St Stephen's
Outreach officers, Claire and Verena talking to St Stephen's School about their experience.

Outreach in the 21st century

Clearly, the very same advances in technology that allow us to explore deep sea canyons are also instrumental in communicating science to audiences around the world. Gone are the days when early explorers in previous centuries returned from their audacious expeditions years later to report their discoveries to an exclusive circle of scientists. Now, anyone with an Internet connection can be a part of amazing scientific discoveries as they happen, rather than hear about them weeks or months later.  

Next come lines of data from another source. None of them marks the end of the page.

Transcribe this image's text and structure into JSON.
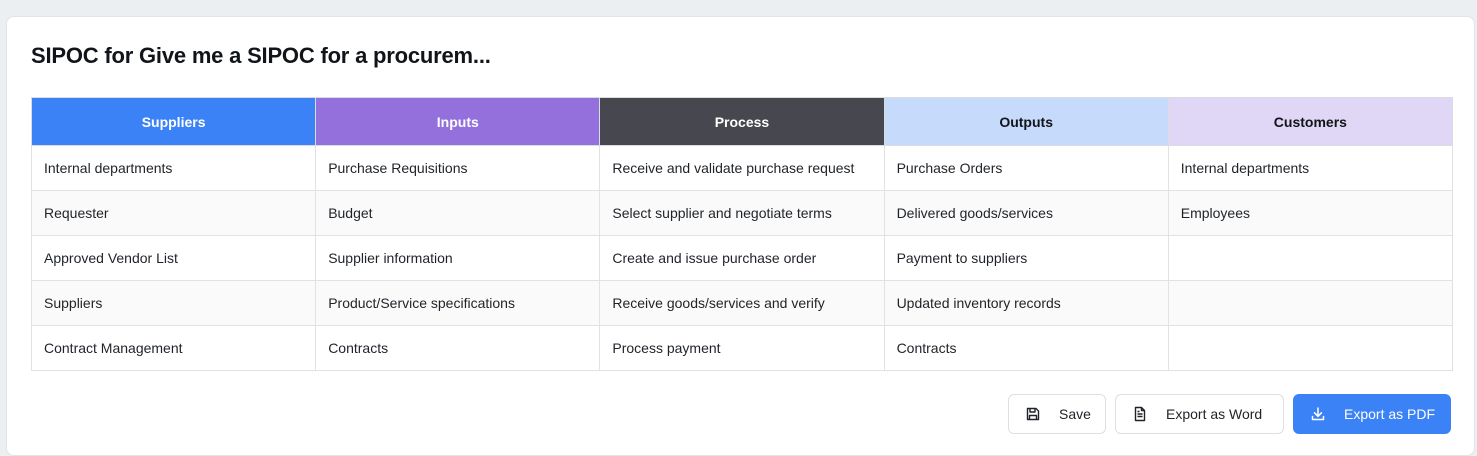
{
  "title": "SIPOC for Give me a SIPOC for a procurem...",
  "table": {
    "headers": [
      {
        "label": "Suppliers",
        "bg": "#3b82f6",
        "color": "#ffffff"
      },
      {
        "label": "Inputs",
        "bg": "#9370db",
        "color": "#ffffff"
      },
      {
        "label": "Process",
        "bg": "#47474f",
        "color": "#ffffff"
      },
      {
        "label": "Outputs",
        "bg": "#c6dafc",
        "color": "#111418"
      },
      {
        "label": "Customers",
        "bg": "#e0d6f5",
        "color": "#111418"
      }
    ],
    "rows": [
      [
        "Internal departments",
        "Purchase Requisitions",
        "Receive and validate purchase request",
        "Purchase Orders",
        "Internal departments"
      ],
      [
        "Requester",
        "Budget",
        "Select supplier and negotiate terms",
        "Delivered goods/services",
        "Employees"
      ],
      [
        "Approved Vendor List",
        "Supplier information",
        "Create and issue purchase order",
        "Payment to suppliers",
        ""
      ],
      [
        "Suppliers",
        "Product/Service specifications",
        "Receive goods/services and verify",
        "Updated inventory records",
        ""
      ],
      [
        "Contract Management",
        "Contracts",
        "Process payment",
        "Contracts",
        ""
      ]
    ]
  },
  "actions": {
    "save_label": "Save",
    "save_icon": "save-icon",
    "word_label": "Export as Word",
    "word_icon": "document-icon",
    "pdf_label": "Export as PDF",
    "pdf_icon": "download-icon",
    "accent": "#3b82f6"
  }
}
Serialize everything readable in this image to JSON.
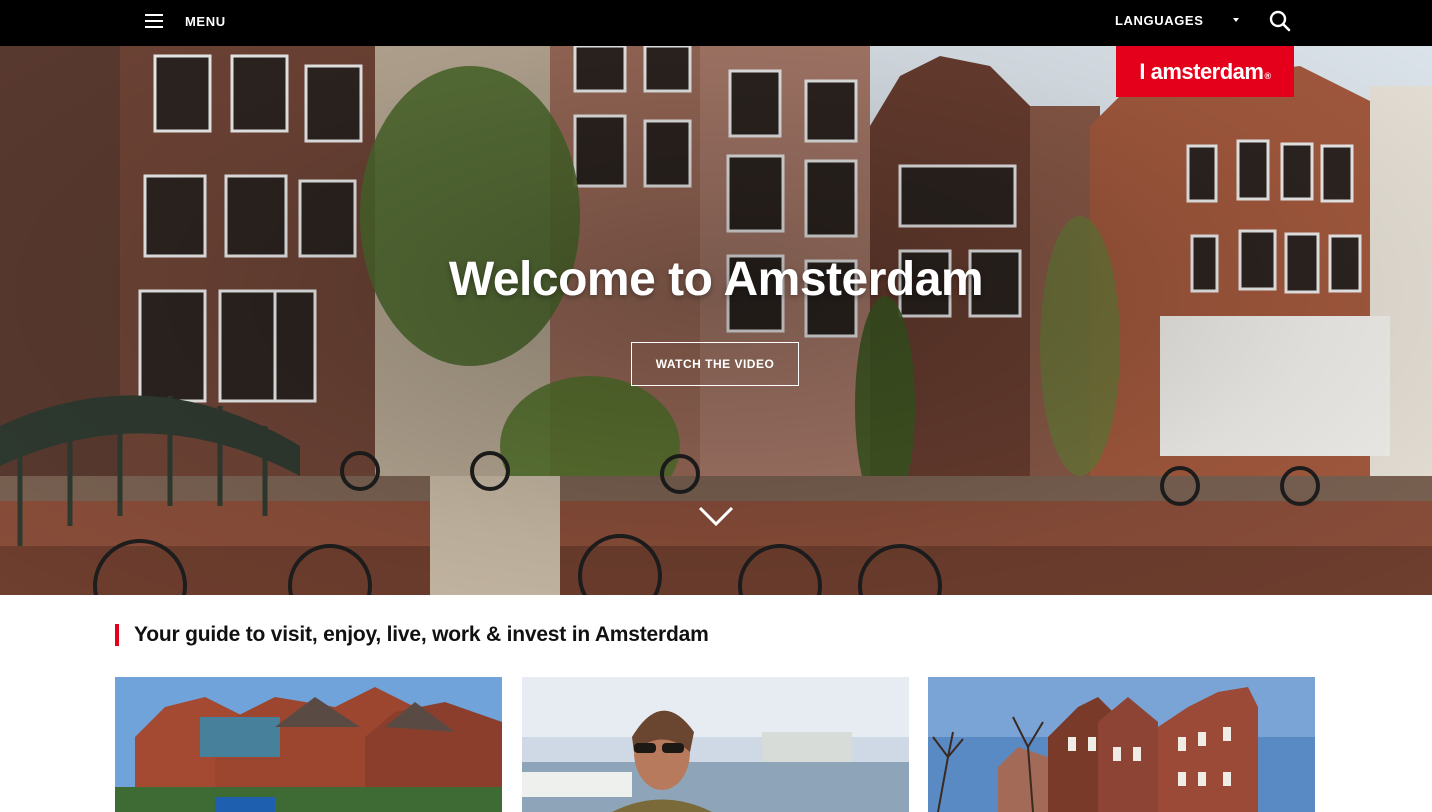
{
  "header": {
    "menu_label": "MENU",
    "languages_label": "LANGUAGES",
    "logo_text": "I amsterdam",
    "logo_reg": "®"
  },
  "hero": {
    "title": "Welcome to Amsterdam",
    "video_button": "WATCH THE VIDEO"
  },
  "guide": {
    "heading": "Your guide to visit, enjoy, live, work & invest in Amsterdam",
    "accent_color": "#e4001b"
  },
  "colors": {
    "topbar": "#000000",
    "brand_red": "#e4001b"
  },
  "icons": {
    "menu": "hamburger-icon",
    "languages": "caret-down-icon",
    "search": "search-icon",
    "scroll": "chevron-down-icon"
  }
}
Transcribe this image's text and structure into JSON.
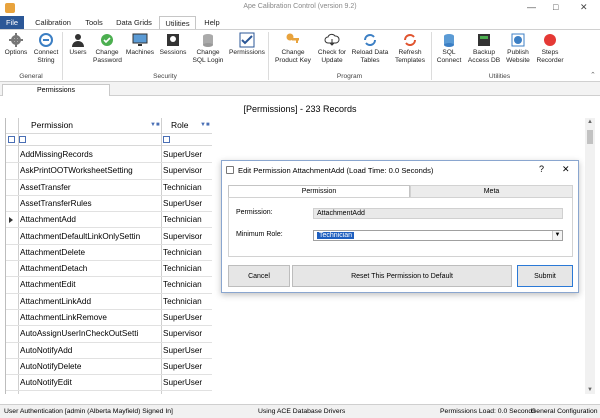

Yet, today’s modern technology and numerous social media platforms have also added a new dimension to the jobs of scientists, who must take on additional roles for scientific outreach. During the Perth Canyon cruise, we were privileged to get invaluable training and first-hand experience that will be of great benefit for our future careers. Even several weeks after the cruise, we have continued our activities by presenting guest lectures at a Marine Science Field Techniques class at UWA and visiting marine science students at St Stephens High School, hoping to inspire the next generation of ocean researchers. This would not have been possible without the fantastic support of Anna-Lee Harry (Oceans Institute) and Carlie Wiener (SOI) who helped us to explore the “other” unknown by guiding us through the many avenues to engage with the world.

Read more about this month's activities at Oceans Online